Dataset records:
────────────────────────────────────────

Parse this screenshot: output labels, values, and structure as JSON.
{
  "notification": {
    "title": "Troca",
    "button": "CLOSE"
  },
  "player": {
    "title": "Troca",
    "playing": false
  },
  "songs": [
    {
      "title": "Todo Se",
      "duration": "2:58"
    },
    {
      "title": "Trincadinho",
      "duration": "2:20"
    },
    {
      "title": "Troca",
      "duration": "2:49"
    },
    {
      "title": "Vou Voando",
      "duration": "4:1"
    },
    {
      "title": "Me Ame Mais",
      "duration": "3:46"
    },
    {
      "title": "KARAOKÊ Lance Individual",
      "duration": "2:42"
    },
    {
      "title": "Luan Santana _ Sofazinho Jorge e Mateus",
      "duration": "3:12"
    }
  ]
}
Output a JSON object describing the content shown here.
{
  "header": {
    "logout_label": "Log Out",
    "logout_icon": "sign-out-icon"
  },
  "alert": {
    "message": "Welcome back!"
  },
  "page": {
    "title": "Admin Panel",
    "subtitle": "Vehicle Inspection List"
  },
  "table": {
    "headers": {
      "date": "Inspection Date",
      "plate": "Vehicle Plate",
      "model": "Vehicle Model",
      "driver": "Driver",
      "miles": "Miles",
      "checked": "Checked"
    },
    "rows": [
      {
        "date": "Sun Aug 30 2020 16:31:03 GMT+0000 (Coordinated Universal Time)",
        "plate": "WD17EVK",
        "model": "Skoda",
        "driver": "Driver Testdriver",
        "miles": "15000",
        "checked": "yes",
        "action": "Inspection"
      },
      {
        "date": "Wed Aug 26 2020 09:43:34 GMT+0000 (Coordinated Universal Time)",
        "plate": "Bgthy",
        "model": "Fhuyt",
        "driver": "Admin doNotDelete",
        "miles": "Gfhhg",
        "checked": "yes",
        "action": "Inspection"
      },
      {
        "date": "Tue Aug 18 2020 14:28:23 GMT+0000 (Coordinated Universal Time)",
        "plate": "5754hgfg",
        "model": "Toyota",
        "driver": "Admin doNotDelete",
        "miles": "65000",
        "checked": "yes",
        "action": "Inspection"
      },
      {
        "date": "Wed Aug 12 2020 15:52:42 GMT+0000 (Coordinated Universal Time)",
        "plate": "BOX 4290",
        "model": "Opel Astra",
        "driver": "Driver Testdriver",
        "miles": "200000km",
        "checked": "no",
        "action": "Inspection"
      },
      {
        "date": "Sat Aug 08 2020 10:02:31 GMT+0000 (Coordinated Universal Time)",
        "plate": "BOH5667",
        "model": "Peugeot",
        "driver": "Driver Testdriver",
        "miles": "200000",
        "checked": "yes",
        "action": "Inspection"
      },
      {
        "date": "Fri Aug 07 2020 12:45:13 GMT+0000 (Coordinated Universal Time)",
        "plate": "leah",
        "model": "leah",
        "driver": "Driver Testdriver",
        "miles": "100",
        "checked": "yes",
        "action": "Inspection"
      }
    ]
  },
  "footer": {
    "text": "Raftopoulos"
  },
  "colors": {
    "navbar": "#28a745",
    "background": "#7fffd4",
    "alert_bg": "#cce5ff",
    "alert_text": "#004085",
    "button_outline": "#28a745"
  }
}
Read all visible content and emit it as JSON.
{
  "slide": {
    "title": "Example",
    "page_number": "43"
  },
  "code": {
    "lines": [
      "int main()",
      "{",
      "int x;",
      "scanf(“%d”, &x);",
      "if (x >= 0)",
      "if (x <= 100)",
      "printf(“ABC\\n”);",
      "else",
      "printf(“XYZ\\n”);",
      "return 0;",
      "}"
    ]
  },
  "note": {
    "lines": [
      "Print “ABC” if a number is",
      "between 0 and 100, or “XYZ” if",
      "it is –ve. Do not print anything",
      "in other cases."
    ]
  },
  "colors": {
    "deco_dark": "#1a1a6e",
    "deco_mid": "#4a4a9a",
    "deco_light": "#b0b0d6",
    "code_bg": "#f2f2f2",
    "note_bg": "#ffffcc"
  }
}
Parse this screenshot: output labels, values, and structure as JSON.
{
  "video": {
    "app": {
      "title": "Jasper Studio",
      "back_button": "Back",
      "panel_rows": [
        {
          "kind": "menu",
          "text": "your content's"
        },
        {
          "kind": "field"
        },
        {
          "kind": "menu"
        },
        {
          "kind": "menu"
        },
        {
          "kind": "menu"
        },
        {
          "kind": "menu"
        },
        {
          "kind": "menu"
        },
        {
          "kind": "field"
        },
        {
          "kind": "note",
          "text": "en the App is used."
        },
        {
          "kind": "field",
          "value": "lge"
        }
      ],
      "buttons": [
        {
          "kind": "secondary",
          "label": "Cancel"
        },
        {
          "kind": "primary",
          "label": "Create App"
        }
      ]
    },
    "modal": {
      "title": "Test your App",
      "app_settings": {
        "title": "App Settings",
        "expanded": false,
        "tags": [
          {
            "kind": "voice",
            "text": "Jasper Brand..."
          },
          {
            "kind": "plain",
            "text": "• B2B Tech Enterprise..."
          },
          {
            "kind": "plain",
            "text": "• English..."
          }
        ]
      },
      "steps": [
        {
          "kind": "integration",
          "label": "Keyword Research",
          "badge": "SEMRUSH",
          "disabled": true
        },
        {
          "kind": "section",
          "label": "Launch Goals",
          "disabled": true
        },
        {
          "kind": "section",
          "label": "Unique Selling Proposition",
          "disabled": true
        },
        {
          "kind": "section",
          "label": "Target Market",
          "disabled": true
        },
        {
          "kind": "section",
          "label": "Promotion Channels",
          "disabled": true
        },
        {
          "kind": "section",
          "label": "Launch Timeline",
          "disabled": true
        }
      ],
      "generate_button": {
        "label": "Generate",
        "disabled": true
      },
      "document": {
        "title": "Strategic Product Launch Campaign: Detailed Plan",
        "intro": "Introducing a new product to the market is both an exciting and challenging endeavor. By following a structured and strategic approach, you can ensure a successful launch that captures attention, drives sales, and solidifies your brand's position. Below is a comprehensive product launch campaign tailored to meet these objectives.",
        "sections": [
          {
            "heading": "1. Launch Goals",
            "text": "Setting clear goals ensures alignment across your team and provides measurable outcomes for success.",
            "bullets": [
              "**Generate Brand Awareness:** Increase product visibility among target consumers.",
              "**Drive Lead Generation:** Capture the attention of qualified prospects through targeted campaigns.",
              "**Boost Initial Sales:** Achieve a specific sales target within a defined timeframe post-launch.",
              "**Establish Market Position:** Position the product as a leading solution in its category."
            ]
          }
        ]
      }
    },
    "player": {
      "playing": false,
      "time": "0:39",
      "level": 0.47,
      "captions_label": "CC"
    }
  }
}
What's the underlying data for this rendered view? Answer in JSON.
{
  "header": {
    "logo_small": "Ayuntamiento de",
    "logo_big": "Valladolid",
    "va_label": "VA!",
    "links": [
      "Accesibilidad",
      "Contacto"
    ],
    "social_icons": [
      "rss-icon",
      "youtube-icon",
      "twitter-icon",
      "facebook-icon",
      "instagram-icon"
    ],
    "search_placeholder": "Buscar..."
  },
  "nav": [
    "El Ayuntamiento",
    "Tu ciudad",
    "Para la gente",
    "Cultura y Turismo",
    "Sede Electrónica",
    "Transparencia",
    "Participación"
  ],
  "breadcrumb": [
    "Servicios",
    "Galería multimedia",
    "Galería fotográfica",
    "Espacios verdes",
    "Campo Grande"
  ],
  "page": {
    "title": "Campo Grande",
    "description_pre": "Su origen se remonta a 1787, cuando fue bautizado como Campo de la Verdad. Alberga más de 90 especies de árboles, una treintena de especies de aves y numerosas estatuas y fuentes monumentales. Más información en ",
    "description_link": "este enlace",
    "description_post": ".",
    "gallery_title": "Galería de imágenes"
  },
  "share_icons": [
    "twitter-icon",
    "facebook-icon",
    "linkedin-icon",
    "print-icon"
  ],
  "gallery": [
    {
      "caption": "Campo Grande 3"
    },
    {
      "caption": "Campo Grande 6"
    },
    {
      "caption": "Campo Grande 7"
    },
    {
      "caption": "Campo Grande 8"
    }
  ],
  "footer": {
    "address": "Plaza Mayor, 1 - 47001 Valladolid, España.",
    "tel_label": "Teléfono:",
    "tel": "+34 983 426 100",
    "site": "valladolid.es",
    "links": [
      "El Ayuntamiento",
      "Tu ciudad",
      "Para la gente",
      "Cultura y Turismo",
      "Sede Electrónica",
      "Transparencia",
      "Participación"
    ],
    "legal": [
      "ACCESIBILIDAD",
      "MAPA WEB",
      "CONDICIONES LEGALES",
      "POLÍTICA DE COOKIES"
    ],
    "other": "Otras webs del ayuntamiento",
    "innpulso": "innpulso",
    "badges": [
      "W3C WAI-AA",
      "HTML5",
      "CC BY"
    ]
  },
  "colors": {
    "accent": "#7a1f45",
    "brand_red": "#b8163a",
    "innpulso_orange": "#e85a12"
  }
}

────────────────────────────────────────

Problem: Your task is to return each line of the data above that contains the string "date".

Answer:
      "date": "Inspection Date",
        "date": "Sun Aug 30 2020 16:31:03 GMT+0000 (Coordinated Universal Time)",
        "date": "Wed Aug 26 2020 09:43:34 GMT+0000 (Coordinated Universal Time)",
        "date": "Tue Aug 18 2020 14:28:23 GMT+0000 (Coordinated Universal Time)",
        "date": "Wed Aug 12 2020 15:52:42 GMT+0000 (Coordinated Universal Time)",
        "date": "Sat Aug 08 2020 10:02:31 GMT+0000 (Coordinated Universal Time)",
        "date": "Fri Aug 07 2020 12:45:13 GMT+0000 (Coordinated Universal Time)",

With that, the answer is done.